A ''promontory fort', or small embanked hill-town, five acres in extent, was established at Lydney in or shortly before the first century b.c., and was subsequently, during the second and third centuries a.d., occupied by a Romano-British population, engaged to some extent in iron-mining. An intact iron-mine, not later than the third century a.d., has been partially explored. Soon after a.d. 364—7 a temple, dedicated to the otherwise unknown deity Nodens, was built within the earthwork, and with the temple, which was of unusual plan, were associated a guesthouse, baths, and other structures, indicating that the cult was an important centre of pilgrimage. About the end of the fourth century, the buildings were surrounded by a precinct-wall; but, later, they fell into decay, and the final phase of occupation, coinciding probably with the fifth and sixth centuries, is represented by a reinforcement of the prehistoric earthwork. Amongst the '•finds', the prehistoric pottery and brooches, the Roman bronze figurine of a dog, the hoard of small sub-Roman coins, and the post-Roman brooch are noteworthy.
I. PREFATORY NOTE
Between the mouth of the Wye and Newnham-on-Severn, the Forest of Dean thrusts southwards towards the Severn along a series of irregular ridges and spurs, divided here and there by small streams. At Lydney, nine miles north-east of Chepstow along the Gloucester road, one of these spurs, a mile from the present shore and 200 ft. above it, commands a vista of luxuriant forest and spacious estuary which can scarcely be matched for beauty even in a county of pleasant park-lands. The spur is ranked by deep glens of which one contains (it is said) the first plane-trees introduced into this country from Italy ; and the whole deer-park, wherof it is now a feature, has been enriched by many generations of the Bathurst family with a great variety of timber, which flourishes upon the soft ferriferous limestone of the district.
At one time it seems that the spur was known popularly by the name of the Dwarf's Hill. ' When the estate was purchased by Mr. Ben. Bathurst in 1723, all this part was overgrown with bushes, but there were walls remaining about 3 ft. above the ground, particularly in a part called Dwarf's Chapel. . . . Many large coins and other antiquities were then found . . . many of which [Mrs Bathurst] is said to have sent to a friend in London.... '

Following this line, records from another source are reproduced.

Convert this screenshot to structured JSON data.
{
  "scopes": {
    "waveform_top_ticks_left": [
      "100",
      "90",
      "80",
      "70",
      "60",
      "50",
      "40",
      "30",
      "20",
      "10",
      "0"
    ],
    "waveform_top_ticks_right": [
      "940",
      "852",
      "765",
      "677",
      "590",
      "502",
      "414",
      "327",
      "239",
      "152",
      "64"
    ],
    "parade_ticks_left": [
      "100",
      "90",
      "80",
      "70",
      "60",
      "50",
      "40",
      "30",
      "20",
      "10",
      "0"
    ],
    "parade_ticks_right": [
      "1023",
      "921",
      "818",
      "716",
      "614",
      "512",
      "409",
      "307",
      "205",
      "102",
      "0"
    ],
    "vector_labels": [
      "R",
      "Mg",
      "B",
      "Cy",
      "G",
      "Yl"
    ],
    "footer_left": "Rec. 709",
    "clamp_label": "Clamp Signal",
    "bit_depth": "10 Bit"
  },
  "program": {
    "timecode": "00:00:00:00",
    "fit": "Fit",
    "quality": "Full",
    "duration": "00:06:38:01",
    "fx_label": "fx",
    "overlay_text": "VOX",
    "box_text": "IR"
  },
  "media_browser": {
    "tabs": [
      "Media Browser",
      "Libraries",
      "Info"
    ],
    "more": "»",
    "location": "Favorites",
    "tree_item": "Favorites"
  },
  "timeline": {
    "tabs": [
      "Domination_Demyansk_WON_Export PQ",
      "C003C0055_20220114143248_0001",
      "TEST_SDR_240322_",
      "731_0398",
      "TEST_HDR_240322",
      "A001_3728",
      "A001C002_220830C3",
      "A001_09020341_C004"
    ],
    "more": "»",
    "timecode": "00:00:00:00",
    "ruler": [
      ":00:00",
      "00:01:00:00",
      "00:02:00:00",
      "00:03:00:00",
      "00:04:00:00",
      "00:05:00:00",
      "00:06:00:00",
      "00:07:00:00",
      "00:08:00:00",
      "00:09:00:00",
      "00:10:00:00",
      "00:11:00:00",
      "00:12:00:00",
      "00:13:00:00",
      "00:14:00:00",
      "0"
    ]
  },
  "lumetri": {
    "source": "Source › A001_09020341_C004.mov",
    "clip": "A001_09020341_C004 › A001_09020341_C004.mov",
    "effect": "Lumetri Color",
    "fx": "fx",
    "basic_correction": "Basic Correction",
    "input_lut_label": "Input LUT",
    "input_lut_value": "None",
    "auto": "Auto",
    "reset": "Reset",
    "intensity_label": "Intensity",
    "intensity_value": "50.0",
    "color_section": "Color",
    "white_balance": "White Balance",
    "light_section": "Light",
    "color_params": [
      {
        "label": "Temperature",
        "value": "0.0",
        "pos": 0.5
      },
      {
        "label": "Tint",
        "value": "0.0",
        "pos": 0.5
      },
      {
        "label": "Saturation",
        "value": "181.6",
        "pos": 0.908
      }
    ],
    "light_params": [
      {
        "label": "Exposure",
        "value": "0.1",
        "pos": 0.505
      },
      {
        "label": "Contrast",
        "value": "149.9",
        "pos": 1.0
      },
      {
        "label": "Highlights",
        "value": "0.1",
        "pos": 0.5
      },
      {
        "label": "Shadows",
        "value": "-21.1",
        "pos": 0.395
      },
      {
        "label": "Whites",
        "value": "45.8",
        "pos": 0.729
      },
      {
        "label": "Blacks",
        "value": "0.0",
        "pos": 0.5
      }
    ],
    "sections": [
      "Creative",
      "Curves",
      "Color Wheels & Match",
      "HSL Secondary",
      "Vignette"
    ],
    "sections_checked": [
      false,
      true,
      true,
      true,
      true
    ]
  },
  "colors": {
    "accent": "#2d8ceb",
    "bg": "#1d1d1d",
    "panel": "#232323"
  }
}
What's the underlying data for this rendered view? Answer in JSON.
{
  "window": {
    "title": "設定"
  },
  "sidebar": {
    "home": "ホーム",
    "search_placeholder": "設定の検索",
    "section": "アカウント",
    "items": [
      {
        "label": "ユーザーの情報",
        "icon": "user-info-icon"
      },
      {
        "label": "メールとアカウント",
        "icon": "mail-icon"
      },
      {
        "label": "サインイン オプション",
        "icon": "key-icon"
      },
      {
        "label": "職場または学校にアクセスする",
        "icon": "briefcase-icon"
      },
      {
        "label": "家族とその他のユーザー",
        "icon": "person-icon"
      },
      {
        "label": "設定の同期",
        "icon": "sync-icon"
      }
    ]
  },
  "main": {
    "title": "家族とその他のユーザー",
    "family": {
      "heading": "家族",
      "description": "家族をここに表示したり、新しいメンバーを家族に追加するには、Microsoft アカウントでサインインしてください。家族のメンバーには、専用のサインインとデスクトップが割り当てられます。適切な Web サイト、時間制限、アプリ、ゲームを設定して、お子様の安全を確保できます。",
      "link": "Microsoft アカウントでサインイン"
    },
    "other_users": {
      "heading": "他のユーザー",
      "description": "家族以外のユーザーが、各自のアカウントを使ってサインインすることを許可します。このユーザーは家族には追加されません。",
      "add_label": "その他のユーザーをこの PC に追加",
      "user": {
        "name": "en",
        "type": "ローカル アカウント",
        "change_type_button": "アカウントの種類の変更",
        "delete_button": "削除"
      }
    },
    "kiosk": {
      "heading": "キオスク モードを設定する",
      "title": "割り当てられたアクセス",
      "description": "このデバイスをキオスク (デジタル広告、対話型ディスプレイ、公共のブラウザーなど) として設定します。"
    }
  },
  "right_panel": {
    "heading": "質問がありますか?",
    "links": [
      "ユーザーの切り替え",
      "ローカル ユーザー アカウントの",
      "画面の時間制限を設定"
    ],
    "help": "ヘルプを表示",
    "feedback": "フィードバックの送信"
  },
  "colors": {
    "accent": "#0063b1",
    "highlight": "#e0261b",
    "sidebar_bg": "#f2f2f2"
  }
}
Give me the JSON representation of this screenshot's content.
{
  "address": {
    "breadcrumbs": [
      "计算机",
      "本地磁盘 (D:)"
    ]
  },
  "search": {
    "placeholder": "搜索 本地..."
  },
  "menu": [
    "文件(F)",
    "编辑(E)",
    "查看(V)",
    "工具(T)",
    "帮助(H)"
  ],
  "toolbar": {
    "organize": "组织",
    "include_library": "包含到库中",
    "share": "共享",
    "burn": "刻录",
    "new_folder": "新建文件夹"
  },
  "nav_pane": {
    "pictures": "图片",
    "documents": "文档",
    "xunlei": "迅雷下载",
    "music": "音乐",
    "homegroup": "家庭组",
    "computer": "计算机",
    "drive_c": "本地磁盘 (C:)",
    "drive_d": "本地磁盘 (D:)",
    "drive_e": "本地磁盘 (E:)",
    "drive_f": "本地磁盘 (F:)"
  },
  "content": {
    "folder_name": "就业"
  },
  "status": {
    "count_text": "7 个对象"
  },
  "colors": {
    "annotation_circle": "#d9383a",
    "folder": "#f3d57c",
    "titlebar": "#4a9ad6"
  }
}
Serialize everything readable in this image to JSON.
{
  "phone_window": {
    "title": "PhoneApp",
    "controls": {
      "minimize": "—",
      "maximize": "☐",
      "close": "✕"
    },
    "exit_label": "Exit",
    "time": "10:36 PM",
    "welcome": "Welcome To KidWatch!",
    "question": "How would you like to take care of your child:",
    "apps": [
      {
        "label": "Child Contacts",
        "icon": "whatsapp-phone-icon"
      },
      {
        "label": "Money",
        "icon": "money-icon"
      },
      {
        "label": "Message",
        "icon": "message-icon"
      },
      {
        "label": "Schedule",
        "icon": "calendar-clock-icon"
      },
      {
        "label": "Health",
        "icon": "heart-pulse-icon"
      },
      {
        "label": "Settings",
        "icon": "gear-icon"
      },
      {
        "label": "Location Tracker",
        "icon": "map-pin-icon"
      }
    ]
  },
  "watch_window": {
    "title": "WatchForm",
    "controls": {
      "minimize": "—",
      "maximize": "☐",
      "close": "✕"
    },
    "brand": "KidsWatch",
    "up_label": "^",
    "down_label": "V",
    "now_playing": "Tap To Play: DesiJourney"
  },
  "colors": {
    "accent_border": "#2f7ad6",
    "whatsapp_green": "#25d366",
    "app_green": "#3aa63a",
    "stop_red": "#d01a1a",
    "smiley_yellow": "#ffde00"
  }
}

Back to the Top
Copyright © Ambra Books 2003. All rights reserved.